When people think of a job requiring a license, a doctor or plumber or a lawyer probably comes to mind. But many other careers require licenses, permits, or certifications.
The Wisconsin Department of Safety and Professional Services alone regulates scores of professions and trades, from accountants to weld test conductors (no, really—the DSPS maintains an A to Z list of professions under its purview. Lawyers, insurance professionals, certified nursing assistants, investment advisors and more are regulated by other agencies.
These agencies all have a process by which clients, patients, employers, competitors or complete strangers can file a complaint against a regulated professional, which if investigated and proven could lead to professional discipline. The bad news? Anyone can file a complaint about anyone else at any time. Although the processes differ a bit between agencies, generally the person filing a complaint doesn’t need to do much more than make a phone call or fill out a web form. There is no fee, and sometimes complaints can be made anonymously.
Licensing complaints are relatively common, and the agency is required to investigate all of them. Each agency has a different procedure, but in most cases, an investigation means that shortly after the agency receives the complaint, the person who is the subject of the investigation will get that dreaded letter, phone call, or, increasingly, e-mail informing them of the complaint and asking for a response.
It’s hard not to panic when that notice comes in, even if (or possibly especially if) you didn’t do anything wrong. After all, your license is your livelihood, and anything that puts your livelihood at risk is scary. That said, try not to react emotionally, especially if your first contact comes via a phone call from an investigator. You are required to respond and otherwise cooperate fully with the investigation, but that doesn’t mean you need to answer right away. It’s human nature to want to start explaining everything immediately to defend yourself, but it’s often not all that helpful. Instead, it’s fine to ask for a written copy of the complaint if it exists, and for time to respond to it. Usually, the agency will forward you a complaint (or a written summary of a complaint that was made orally), and may include some specific questions or requests for documents.
So, take a deep breath and think about how you might want to respond.
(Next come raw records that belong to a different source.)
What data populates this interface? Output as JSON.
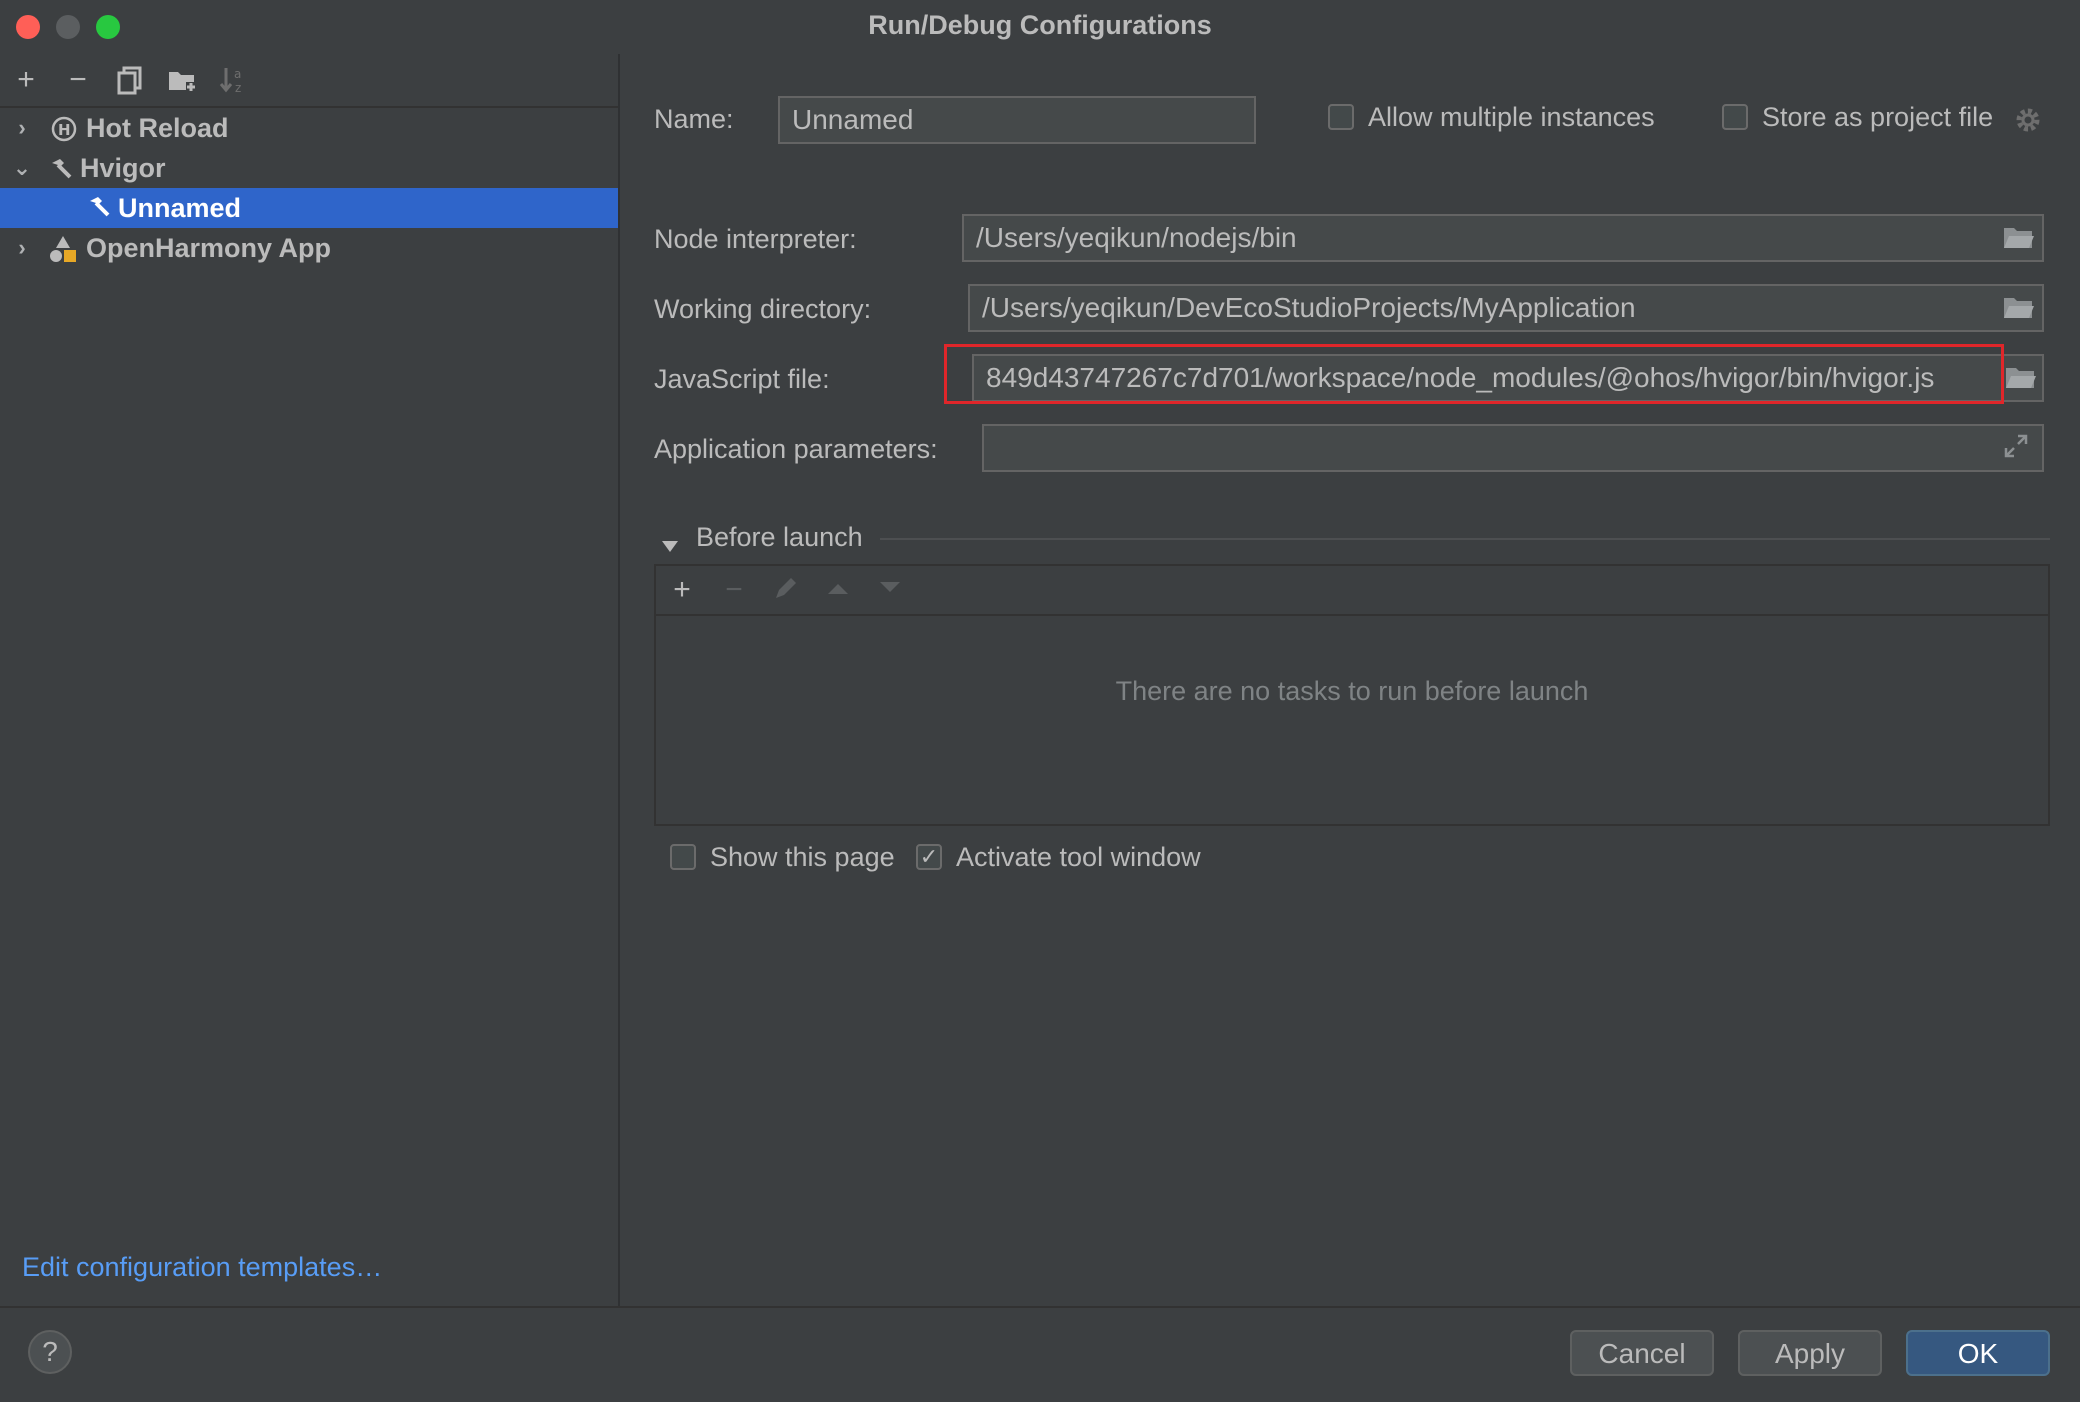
{
  "window": {
    "title": "Run/Debug Configurations"
  },
  "sidebar": {
    "toolbar": [
      {
        "icon": "add-icon",
        "glyph": "+"
      },
      {
        "icon": "remove-icon",
        "glyph": "−"
      },
      {
        "icon": "copy-icon",
        "glyph": "⧉"
      },
      {
        "icon": "folder-add-icon",
        "glyph": "▬"
      },
      {
        "icon": "sort-icon",
        "glyph": "↓"
      }
    ],
    "tree": [
      {
        "label": "Hot Reload",
        "icon": "hot-reload-icon",
        "expanded": false
      },
      {
        "label": "Hvigor",
        "icon": "hammer-icon",
        "expanded": true
      },
      {
        "label": "Unnamed",
        "icon": "hammer-icon",
        "selected": true
      },
      {
        "label": "OpenHarmony App",
        "icon": "app-icon",
        "expanded": false
      }
    ],
    "edit_templates_link": "Edit configuration templates…"
  },
  "form": {
    "name_label": "Name:",
    "name_value": "Unnamed",
    "allow_multiple_label": "Allow multiple instances",
    "allow_multiple_checked": false,
    "store_project_label": "Store as project file",
    "store_project_checked": false,
    "node_interpreter_label": "Node interpreter:",
    "node_interpreter_value": "/Users/yeqikun/nodejs/bin",
    "working_dir_label": "Working directory:",
    "working_dir_value": "/Users/yeqikun/DevEcoStudioProjects/MyApplication",
    "js_file_label": "JavaScript file:",
    "js_file_value": "849d43747267c7d701/workspace/node_modules/@ohos/hvigor/bin/hvigor.js",
    "app_params_label": "Application parameters:",
    "app_params_value": ""
  },
  "before_launch": {
    "title": "Before launch",
    "empty_text": "There are no tasks to run before launch",
    "show_page_label": "Show this page",
    "show_page_checked": false,
    "activate_tool_label": "Activate tool window",
    "activate_tool_checked": true
  },
  "buttons": {
    "help": "?",
    "cancel": "Cancel",
    "apply": "Apply",
    "ok": "OK"
  },
  "colors": {
    "background": "#3c3f41",
    "selection": "#2f65ca",
    "link": "#589df6",
    "highlight_box": "#e0262a",
    "primary_button": "#365880"
  }
}
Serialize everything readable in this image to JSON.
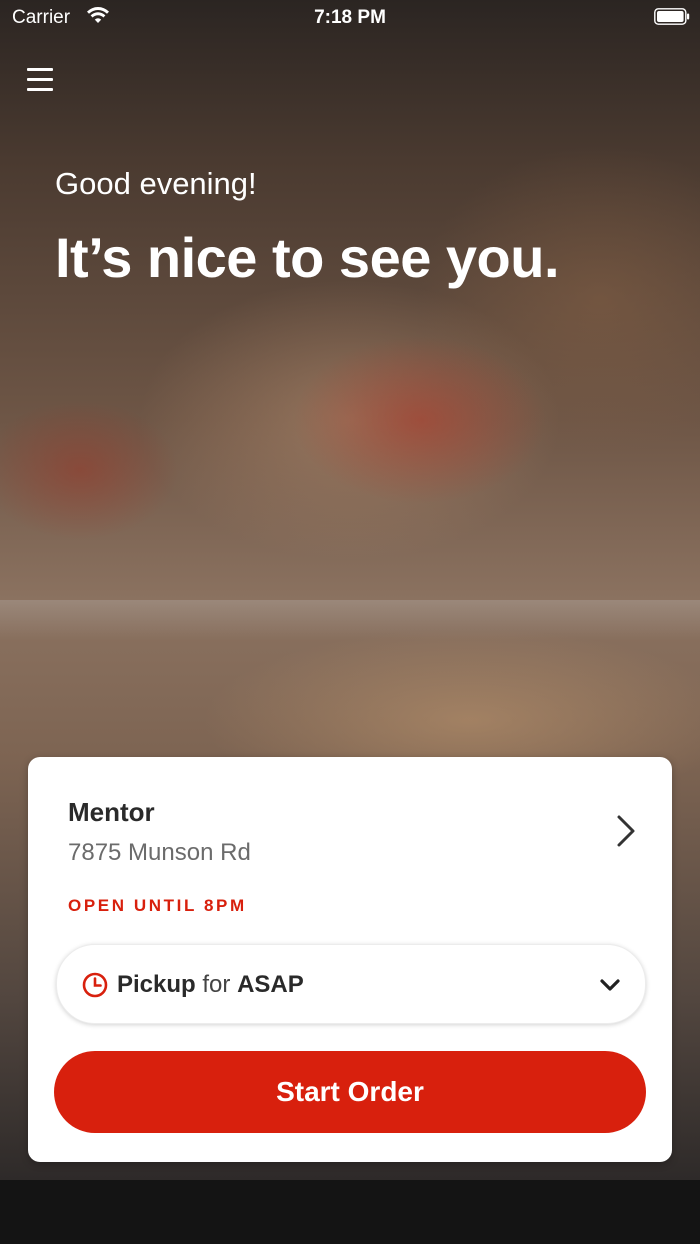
{
  "status_bar": {
    "carrier": "Carrier",
    "time": "7:18 PM"
  },
  "hero": {
    "greeting": "Good evening!",
    "headline": "It’s nice to see you."
  },
  "store": {
    "name": "Mentor",
    "address": "7875 Munson Rd",
    "hours": "OPEN UNTIL 8PM"
  },
  "order_mode": {
    "mode": "Pickup",
    "connector": "for",
    "time": "ASAP"
  },
  "actions": {
    "start_order": "Start Order"
  },
  "colors": {
    "accent": "#d8200d",
    "card": "#ffffff"
  },
  "icons": [
    "wifi-icon",
    "battery-icon",
    "hamburger-menu-icon",
    "chevron-right-icon",
    "clock-icon",
    "chevron-down-icon"
  ]
}
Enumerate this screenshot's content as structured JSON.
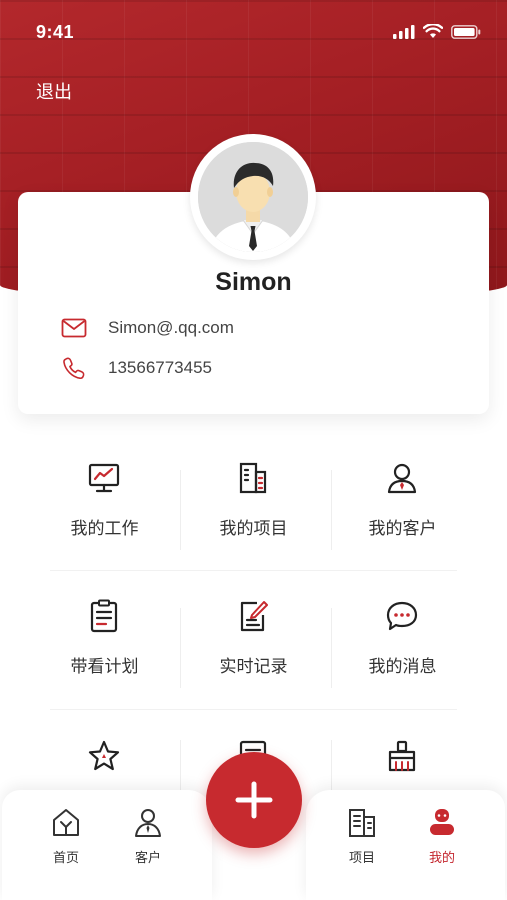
{
  "status_bar": {
    "time": "9:41"
  },
  "header": {
    "logout_label": "退出"
  },
  "profile": {
    "name": "Simon",
    "email": "Simon@.qq.com",
    "phone": "13566773455"
  },
  "menu": {
    "items": [
      {
        "label": "我的工作",
        "icon": "monitor-chart-icon"
      },
      {
        "label": "我的项目",
        "icon": "building-icon"
      },
      {
        "label": "我的客户",
        "icon": "client-person-icon"
      },
      {
        "label": "带看计划",
        "icon": "clipboard-list-icon"
      },
      {
        "label": "实时记录",
        "icon": "edit-document-icon"
      },
      {
        "label": "我的消息",
        "icon": "chat-bubble-icon"
      },
      {
        "label": "",
        "icon": "star-icon"
      },
      {
        "label": "",
        "icon": "document-icon"
      },
      {
        "label": "",
        "icon": "broom-icon"
      }
    ]
  },
  "tabbar": {
    "tabs": [
      {
        "label": "首页",
        "icon": "home-icon"
      },
      {
        "label": "客户",
        "icon": "customer-icon"
      },
      {
        "label": "项目",
        "icon": "project-building-icon"
      },
      {
        "label": "我的",
        "icon": "profile-icon",
        "active": true
      }
    ],
    "fab_icon": "plus-icon"
  },
  "colors": {
    "brand": "#c72a2f",
    "hero": "#a41f24"
  }
}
You are not required to have an attorney help you with your response, but if you are not sure how to proceed, if you just don’t have time to answer yourself, or if you’re still panicking, it may be a good idea to consult with a qualified licensing attorney. Doing so puts some distance between you and the complaint, so it can be answered thoroughly and objectively, without overburdening the investigator with information that isn’t needed (and that may not even help). The agency will not interpret your decision to hire a lawyer as an admission that you did something wrong—they see it as a sign you are taking things seriously.
During an investigation, the investigator may request documents, ask you to answer questions, or talk to witnesses. He or she may ask the person who filed the complaint for their response, and then you may have an opportunity to reply. There may be several rounds of back-and-forth. This can take a long time, and you may not hear from the investigator for several months or even longer. It can be a bit frustrating.
Once the investigation is complete, the agency has several options. One is dismissal, and in most agencies, that’s the most common outcome—the agency finds insufficient evidence of a rule violation, or sometimes the agency finds a rule was violated but the infraction was too minor to warrant anything other than a cautionary letter. Other, non-disciplinary options such as warnings, diversions, or remedial education orders may be offered, depending on the profession and the circumstances.
However, in some cases, the agency does find enough evidence that a violation of the rules has occurred, and may refer the matter for stipulated discipline or for a hearing. We’ll discuss discipline in later installments.
Stacie H. Rosenzweig is an attorney with Halling & Cayo S.C. She focuses her practice on litigation, licensing and professional responsibility defense, and employment law. She has additional experience in administrative proceedings and navigating the state and municipal licensing systems.
Email: [email protected]